> **EXERCISE OBJECTIVE**
Go through the data below and return each line containing the word "this".

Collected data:
-*-
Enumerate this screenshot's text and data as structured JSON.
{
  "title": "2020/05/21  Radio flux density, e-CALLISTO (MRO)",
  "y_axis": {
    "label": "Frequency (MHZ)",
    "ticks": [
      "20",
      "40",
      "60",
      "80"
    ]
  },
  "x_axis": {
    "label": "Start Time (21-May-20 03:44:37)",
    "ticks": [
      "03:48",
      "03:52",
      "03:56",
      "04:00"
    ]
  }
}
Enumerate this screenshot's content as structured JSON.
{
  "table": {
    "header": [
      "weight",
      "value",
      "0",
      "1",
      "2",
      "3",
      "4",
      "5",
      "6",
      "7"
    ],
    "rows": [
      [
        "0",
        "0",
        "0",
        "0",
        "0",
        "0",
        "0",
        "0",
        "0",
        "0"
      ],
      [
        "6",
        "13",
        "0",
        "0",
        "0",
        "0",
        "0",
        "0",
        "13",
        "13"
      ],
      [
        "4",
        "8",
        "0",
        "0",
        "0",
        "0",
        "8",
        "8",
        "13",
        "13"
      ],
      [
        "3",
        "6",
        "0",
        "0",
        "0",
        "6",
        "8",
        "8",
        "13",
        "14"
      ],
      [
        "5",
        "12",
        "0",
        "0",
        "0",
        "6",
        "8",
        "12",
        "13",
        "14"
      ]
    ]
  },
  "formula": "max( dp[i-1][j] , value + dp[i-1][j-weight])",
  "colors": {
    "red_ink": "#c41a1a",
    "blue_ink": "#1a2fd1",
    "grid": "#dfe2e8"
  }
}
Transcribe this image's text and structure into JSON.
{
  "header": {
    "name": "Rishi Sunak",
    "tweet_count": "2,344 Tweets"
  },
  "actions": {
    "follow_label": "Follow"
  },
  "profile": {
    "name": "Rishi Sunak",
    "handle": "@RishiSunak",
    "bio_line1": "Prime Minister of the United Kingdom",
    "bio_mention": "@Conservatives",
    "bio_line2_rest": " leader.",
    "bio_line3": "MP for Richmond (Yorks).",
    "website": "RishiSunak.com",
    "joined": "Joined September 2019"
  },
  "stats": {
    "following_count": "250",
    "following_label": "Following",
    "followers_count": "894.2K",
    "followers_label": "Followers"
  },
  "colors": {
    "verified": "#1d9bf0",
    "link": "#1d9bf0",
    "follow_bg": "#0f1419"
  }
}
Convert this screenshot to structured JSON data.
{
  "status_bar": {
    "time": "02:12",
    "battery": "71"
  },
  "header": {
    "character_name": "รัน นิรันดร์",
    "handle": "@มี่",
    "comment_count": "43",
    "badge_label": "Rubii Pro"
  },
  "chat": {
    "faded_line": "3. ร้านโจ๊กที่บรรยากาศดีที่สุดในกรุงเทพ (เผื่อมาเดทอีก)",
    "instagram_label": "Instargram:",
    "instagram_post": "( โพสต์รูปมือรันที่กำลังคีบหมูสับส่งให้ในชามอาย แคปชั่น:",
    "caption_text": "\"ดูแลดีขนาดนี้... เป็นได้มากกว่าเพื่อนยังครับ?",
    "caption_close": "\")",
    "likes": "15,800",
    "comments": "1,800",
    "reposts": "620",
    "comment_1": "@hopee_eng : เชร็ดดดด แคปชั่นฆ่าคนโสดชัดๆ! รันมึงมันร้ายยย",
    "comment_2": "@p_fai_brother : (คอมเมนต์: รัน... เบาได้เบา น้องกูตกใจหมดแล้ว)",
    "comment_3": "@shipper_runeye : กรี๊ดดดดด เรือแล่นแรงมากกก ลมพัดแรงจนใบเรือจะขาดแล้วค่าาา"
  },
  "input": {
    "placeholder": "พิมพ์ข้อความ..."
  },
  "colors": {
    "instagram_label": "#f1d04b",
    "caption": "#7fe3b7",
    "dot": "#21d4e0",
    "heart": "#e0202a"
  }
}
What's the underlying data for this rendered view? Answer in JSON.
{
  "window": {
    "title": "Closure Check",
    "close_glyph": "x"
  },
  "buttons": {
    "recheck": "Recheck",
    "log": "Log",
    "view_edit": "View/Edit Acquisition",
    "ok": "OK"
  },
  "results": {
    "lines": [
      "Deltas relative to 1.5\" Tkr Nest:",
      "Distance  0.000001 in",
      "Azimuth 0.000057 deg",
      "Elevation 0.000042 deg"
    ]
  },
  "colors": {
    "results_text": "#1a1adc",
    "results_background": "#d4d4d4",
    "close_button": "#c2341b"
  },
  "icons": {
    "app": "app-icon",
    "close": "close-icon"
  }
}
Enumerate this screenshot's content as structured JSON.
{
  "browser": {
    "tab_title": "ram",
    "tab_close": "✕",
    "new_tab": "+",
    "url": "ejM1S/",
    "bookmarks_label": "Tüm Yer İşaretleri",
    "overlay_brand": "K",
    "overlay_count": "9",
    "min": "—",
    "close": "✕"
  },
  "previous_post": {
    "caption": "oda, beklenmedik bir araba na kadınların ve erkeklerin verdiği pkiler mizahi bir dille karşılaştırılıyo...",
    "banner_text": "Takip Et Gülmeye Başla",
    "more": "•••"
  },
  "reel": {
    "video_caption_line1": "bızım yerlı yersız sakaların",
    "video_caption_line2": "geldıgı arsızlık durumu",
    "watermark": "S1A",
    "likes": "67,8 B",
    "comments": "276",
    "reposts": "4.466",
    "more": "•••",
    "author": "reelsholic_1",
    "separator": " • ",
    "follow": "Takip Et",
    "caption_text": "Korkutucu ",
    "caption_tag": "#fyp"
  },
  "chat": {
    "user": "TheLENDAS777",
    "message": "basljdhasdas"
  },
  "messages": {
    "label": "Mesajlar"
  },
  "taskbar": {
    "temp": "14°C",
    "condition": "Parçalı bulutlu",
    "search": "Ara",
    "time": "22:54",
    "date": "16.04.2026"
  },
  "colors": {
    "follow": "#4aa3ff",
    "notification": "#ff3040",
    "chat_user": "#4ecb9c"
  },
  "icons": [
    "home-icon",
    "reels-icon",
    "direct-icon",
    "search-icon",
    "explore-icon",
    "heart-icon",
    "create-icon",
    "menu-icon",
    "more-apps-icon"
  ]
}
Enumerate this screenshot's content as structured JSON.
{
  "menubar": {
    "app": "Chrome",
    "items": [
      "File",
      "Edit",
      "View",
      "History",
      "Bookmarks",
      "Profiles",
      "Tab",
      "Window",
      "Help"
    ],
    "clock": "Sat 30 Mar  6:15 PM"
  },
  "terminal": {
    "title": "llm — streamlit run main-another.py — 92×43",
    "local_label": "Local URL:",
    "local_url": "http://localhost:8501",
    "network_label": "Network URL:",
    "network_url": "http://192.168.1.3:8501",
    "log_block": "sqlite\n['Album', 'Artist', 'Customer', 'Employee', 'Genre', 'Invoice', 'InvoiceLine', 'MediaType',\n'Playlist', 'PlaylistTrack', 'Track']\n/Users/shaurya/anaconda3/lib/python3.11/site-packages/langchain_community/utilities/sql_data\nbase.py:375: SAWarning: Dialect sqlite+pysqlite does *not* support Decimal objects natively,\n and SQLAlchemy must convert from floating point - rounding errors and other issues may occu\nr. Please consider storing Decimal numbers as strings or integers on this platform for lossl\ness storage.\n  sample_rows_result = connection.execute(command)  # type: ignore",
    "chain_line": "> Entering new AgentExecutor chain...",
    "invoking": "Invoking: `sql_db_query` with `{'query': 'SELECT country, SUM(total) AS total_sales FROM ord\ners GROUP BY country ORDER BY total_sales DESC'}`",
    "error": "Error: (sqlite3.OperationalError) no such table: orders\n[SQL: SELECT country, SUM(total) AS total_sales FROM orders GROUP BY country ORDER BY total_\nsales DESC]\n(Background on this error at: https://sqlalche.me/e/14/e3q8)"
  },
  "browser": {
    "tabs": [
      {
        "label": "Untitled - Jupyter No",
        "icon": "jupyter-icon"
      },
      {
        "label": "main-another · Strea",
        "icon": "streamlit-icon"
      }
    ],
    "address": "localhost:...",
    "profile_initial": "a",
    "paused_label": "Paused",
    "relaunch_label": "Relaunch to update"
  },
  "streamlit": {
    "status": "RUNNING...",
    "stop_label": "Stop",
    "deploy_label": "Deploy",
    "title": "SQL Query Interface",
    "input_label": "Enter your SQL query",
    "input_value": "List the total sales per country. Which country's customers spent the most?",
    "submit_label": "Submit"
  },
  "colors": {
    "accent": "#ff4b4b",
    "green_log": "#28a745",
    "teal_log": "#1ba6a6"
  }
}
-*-
> **ANSWER SPACE**
Enumerate this screenshot's text and data as structured JSON.
Enumerate this screenshot's content as structured JSON.
Transcribe this image's text and structure into JSON.
Convert this screenshot to structured JSON data.
What's the underlying data for this rendered view? Answer in JSON.
Enumerate this screenshot's content as structured JSON.
Enumerate this screenshot's content as structured JSON.
    "log_block": "sqlite\n['Album', 'Artist', 'Customer', 'Employee', 'Genre', 'Invoice', 'InvoiceLine', 'MediaType',\n'Playlist', 'PlaylistTrack', 'Track']\n/Users/shaurya/anaconda3/lib/python3.11/site-packages/langchain_community/utilities/sql_data\nbase.py:375: SAWarning: Dialect sqlite+pysqlite does *not* support Decimal objects natively,\n and SQLAlchemy must convert from floating point - rounding errors and other issues may occu\nr. Please consider storing Decimal numbers as strings or integers on this platform for lossl\ness storage.\n  sample_rows_result = connection.execute(command)  # type: ignore",
    "error": "Error: (sqlite3.OperationalError) no such table: orders\n[SQL: SELECT country, SUM(total) AS total_sales FROM orders GROUP BY country ORDER BY total_\nsales DESC]\n(Background on this error at: https://sqlalche.me/e/14/e3q8)"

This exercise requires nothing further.